The intelligence behind the US ban on laptops and other electronics is considered so highly classified that CNN, at the request of US government officials, withheld key details from a previous story on the travel restrictions.
The concern, US officials told CNN, was that publishing certain information, including a city where some of the intelligence was detected, could tip off adversaries about the sources and methods used to gather the intelligence.
There is some disagreement, according to one of the sources, as to how far the President went. The intelligence relates to what is known as a special access program, or SAP, which covers some of the most classified information and is protected with unique access and security protocols.
According to The Washington Post, Trump described details to Lavrov and Kislyak about how ISIS hopes to use laptop computers as bombs on planes.
“I get great intel. I have people brief me on great intel every day,” one official with knowledge of the meeting described Trump as saying, according to the Post, before the President reportedly relayed specific intelligence.
Details about how the White House responded to the meeting with the Russians emerged as Washington tried to digest the scale of the crisis now gripping the White House over last week’s meeting.
Lawmakers, including prominent Republicans, are expressing concern about the President’s actions and demanding more details from the White House, as broader debate rages over what the episode means for future US intelligence cooperation with foreign powers, and whether efforts to thwart the ISIS plot may have been complicated in some way.
McMaster branded the reporting “false” on Monday night as part of a swift White House damage control operation.
But Trump appeared to contradict his own staff and validate at least some of the reporting on Tuesday when he suggested the decision to talk to the Russians about the issue had been a strategic choice.

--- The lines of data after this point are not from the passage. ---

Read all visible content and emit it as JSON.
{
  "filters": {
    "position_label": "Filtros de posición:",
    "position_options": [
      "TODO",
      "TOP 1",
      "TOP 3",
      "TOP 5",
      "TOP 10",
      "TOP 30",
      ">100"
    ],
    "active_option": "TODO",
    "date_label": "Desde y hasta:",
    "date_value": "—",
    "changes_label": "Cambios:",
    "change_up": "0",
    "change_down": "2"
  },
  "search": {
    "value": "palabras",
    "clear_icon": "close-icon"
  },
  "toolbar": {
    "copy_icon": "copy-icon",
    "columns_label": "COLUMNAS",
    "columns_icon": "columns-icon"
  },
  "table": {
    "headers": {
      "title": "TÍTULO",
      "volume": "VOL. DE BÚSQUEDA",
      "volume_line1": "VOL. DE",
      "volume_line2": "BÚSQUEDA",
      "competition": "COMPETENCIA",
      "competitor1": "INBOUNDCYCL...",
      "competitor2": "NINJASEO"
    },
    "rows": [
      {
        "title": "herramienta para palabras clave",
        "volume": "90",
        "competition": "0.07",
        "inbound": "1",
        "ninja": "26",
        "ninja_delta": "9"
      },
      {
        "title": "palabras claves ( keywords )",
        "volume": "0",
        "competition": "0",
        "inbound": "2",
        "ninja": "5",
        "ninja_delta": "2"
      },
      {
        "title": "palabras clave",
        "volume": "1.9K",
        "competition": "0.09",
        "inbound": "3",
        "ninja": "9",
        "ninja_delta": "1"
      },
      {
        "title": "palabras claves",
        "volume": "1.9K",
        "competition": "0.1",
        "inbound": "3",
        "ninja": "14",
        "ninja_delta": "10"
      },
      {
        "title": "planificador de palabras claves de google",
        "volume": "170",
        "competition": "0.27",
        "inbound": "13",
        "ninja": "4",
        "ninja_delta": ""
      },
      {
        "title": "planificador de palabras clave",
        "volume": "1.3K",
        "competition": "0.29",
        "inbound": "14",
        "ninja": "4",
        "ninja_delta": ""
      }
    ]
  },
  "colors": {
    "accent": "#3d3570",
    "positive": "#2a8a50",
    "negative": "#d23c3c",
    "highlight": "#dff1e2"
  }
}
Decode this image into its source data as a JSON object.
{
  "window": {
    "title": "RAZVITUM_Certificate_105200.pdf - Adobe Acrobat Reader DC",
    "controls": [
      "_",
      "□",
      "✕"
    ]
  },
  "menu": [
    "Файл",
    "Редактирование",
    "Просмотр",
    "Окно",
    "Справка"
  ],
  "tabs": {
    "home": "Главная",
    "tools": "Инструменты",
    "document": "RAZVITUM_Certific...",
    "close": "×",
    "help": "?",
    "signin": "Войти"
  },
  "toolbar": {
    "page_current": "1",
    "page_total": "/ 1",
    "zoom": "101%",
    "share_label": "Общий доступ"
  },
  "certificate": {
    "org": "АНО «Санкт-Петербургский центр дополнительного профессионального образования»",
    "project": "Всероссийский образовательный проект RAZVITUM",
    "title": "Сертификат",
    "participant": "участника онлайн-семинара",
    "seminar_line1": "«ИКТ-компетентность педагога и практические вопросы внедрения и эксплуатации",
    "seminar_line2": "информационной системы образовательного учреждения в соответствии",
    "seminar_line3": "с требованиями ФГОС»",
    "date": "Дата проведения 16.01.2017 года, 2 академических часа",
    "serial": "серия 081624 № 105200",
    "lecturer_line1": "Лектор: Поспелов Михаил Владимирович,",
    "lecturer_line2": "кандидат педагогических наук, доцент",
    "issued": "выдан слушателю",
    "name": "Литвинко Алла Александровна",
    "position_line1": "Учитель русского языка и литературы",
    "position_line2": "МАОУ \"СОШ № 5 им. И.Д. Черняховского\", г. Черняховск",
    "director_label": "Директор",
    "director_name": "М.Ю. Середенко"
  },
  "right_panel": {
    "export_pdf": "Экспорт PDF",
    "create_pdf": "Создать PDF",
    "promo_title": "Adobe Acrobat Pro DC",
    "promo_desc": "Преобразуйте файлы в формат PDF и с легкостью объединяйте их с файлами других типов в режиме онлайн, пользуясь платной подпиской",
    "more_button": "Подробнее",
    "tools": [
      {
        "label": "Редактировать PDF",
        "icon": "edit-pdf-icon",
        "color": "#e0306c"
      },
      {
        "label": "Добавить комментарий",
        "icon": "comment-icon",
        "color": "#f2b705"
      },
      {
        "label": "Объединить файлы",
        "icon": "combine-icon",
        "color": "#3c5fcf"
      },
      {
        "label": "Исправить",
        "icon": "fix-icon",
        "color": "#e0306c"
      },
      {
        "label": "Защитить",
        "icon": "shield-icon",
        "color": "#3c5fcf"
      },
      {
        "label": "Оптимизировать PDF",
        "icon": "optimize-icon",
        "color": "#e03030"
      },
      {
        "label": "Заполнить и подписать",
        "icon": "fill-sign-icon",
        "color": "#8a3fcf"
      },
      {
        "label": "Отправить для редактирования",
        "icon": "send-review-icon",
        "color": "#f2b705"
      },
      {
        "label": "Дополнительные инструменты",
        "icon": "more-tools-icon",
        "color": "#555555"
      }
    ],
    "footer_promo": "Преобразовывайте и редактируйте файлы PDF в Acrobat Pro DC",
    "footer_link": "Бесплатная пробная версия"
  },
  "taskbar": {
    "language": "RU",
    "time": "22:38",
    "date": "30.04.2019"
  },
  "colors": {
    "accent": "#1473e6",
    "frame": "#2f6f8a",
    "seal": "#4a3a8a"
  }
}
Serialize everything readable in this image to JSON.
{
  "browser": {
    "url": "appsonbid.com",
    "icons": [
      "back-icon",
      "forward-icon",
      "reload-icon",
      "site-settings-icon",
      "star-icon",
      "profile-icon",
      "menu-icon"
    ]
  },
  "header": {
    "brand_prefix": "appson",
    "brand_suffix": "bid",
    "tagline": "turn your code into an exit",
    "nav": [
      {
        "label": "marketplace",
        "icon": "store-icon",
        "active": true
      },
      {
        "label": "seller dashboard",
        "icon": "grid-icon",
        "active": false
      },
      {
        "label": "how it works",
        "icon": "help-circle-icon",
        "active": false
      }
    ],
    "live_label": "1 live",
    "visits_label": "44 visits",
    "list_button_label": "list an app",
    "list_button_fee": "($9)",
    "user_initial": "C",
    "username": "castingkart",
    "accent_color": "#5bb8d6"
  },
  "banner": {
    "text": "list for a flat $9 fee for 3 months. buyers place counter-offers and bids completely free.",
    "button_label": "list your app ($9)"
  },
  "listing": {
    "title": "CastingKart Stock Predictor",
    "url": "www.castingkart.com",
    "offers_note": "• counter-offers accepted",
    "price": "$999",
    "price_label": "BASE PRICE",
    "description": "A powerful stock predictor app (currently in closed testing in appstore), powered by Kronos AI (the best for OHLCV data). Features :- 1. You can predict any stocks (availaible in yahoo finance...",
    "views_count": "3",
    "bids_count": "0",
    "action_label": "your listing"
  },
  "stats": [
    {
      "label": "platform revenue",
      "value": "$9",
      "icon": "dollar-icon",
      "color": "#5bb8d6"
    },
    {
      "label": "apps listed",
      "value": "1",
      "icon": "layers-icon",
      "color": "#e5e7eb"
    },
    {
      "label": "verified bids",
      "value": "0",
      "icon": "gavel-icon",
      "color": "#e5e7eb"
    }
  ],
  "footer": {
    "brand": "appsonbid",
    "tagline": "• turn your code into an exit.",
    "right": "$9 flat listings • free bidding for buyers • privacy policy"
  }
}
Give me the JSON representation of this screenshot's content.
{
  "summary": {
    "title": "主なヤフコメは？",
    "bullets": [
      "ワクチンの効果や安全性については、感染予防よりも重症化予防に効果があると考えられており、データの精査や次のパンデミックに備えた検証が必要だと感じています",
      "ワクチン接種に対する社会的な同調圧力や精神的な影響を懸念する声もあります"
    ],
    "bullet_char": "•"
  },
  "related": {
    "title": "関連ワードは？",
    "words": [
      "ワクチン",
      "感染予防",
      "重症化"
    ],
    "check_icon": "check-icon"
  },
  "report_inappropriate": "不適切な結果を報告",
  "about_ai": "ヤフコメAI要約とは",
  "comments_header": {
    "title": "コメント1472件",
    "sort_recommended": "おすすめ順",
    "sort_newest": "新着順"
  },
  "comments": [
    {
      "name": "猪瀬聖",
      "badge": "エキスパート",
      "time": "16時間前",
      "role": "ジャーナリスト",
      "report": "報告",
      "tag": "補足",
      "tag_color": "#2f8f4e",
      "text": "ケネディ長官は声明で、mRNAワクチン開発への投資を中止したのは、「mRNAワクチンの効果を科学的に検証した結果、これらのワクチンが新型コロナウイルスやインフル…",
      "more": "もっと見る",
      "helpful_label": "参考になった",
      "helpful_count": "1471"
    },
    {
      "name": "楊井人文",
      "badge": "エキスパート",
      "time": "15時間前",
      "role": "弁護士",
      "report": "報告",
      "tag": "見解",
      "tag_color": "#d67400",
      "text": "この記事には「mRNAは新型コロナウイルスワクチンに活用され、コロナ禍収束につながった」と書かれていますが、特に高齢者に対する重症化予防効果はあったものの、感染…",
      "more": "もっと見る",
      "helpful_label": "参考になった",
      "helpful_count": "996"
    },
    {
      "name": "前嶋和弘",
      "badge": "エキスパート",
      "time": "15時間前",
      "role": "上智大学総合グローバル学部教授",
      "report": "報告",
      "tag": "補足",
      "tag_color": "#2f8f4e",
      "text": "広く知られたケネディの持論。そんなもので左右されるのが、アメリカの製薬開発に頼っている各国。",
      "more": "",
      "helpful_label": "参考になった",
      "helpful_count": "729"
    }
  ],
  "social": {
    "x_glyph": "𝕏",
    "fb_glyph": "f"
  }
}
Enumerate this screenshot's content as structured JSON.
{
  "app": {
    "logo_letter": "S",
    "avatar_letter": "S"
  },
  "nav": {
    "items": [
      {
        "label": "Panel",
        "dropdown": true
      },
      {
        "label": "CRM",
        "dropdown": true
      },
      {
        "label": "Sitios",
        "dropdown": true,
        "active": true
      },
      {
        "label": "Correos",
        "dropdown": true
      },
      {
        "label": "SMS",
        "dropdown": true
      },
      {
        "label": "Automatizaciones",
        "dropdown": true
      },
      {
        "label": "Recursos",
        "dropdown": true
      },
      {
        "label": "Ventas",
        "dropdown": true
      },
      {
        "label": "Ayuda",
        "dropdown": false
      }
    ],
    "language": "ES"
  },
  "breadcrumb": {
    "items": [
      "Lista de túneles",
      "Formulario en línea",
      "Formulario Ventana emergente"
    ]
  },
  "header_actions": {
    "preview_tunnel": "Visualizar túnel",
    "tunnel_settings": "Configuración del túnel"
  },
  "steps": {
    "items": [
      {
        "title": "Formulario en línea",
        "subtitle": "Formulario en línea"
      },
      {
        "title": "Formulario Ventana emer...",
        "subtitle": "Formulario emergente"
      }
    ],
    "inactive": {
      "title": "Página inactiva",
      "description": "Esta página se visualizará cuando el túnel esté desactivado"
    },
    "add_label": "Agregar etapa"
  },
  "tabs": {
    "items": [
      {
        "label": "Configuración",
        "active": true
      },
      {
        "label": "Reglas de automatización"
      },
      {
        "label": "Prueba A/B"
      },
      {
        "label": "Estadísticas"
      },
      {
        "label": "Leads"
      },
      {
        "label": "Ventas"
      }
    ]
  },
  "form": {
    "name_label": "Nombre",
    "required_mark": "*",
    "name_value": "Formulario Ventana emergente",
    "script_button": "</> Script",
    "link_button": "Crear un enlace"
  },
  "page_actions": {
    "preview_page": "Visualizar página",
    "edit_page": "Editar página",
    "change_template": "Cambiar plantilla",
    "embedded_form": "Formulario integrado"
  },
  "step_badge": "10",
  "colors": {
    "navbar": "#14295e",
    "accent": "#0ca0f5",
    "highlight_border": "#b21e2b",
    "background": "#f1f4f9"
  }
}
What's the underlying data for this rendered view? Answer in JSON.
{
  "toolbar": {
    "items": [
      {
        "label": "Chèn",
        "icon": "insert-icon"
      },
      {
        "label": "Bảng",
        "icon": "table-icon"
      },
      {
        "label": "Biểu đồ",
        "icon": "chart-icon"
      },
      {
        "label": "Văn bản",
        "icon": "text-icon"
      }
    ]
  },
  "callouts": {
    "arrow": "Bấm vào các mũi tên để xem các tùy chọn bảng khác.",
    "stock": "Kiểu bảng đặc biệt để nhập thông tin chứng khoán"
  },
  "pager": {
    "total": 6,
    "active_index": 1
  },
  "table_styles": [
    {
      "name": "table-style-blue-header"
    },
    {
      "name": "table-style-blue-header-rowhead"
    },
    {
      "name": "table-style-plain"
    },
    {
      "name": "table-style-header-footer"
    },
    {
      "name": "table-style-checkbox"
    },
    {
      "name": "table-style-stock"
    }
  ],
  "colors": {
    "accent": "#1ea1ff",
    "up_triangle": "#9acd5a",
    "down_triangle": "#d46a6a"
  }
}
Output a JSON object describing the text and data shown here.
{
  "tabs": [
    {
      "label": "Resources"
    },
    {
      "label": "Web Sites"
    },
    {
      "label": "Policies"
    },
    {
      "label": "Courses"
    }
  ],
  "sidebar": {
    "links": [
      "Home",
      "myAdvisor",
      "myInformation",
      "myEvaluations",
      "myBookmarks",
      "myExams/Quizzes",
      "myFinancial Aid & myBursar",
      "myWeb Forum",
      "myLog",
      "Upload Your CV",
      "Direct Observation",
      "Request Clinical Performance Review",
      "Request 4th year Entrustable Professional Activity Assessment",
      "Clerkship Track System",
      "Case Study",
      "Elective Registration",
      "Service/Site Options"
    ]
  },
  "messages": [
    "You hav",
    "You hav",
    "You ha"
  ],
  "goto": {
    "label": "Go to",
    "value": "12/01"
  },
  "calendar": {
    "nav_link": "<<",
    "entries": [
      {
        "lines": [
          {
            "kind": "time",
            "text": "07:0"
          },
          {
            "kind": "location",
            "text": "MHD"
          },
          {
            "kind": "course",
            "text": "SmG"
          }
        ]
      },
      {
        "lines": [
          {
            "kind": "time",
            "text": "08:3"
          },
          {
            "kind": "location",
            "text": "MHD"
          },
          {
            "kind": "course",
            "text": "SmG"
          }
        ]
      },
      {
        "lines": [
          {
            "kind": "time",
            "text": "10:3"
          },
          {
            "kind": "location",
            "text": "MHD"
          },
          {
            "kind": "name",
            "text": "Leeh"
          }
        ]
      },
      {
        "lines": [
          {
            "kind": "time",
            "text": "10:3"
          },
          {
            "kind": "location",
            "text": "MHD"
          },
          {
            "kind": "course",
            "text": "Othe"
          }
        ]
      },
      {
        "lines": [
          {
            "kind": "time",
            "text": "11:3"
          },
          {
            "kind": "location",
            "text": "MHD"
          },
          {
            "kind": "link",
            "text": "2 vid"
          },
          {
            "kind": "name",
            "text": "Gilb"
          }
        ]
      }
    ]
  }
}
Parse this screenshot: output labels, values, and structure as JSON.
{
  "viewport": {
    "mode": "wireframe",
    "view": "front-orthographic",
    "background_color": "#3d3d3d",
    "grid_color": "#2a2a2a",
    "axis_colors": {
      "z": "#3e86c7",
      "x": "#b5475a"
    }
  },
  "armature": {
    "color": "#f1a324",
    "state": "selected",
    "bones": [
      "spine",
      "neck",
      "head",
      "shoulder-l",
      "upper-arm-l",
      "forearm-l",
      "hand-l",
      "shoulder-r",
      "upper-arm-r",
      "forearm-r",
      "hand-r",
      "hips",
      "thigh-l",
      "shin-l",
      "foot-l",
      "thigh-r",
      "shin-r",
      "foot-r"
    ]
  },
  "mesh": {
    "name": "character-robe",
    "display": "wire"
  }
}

Two former officials knowledgeable about the situation confirmed to CNN that the main points of the Post story are accurate: The President shared classified information with the Russian foreign minister.